Tracklist

Side A:

  1. Come Sing Me a Happy Song to Prove We Can All Get Along the Lumpy, Bumpy, Long & Dusty Road
  2. The Bright New Year
  3. Tree Song
  4. Poison
  5. Miss Heather Rosemary Sewell
  6. I’ve Got a Woman

Side B:

  1. A Woman Like You
  2. I Am Lonely
  3. Promised Land
  4. Birthday Blues
  5. Wishing Well
  6. Blues

-Stephen

https://en.wikipedia.org/wiki/Birthday_Blues_(album)
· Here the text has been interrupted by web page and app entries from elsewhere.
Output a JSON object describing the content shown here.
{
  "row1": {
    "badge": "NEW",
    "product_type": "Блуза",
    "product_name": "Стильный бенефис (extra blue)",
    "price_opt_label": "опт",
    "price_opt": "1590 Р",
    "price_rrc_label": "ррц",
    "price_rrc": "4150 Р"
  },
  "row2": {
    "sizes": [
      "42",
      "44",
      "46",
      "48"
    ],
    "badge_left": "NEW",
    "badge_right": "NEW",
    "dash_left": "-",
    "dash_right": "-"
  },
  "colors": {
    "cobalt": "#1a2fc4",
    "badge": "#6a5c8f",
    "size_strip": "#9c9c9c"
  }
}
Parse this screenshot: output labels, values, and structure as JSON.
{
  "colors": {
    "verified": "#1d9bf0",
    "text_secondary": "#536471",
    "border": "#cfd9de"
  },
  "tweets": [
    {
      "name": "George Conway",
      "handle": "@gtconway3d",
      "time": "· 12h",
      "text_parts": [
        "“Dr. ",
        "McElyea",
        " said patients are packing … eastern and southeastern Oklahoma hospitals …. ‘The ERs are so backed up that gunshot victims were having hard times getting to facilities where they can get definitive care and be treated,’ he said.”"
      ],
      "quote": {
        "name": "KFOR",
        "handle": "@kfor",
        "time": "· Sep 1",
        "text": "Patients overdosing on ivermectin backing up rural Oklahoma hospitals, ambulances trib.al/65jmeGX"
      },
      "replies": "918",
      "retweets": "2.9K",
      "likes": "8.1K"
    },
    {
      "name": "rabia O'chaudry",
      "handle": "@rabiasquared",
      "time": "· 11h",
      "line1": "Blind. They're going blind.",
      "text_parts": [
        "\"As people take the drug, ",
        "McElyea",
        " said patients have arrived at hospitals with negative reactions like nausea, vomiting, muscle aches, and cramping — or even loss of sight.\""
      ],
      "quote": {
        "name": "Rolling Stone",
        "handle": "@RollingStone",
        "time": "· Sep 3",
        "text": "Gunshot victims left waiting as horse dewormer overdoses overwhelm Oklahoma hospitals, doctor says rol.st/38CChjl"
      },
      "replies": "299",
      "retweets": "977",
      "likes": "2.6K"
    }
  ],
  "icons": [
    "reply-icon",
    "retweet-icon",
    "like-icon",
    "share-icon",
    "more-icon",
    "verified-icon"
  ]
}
https://en.wikipedia.org/wiki/Bert_Jansch

https://www.allmusic.com/album/birthday-blues-mw0000205948

Bert Jansch – Birthday Blues LP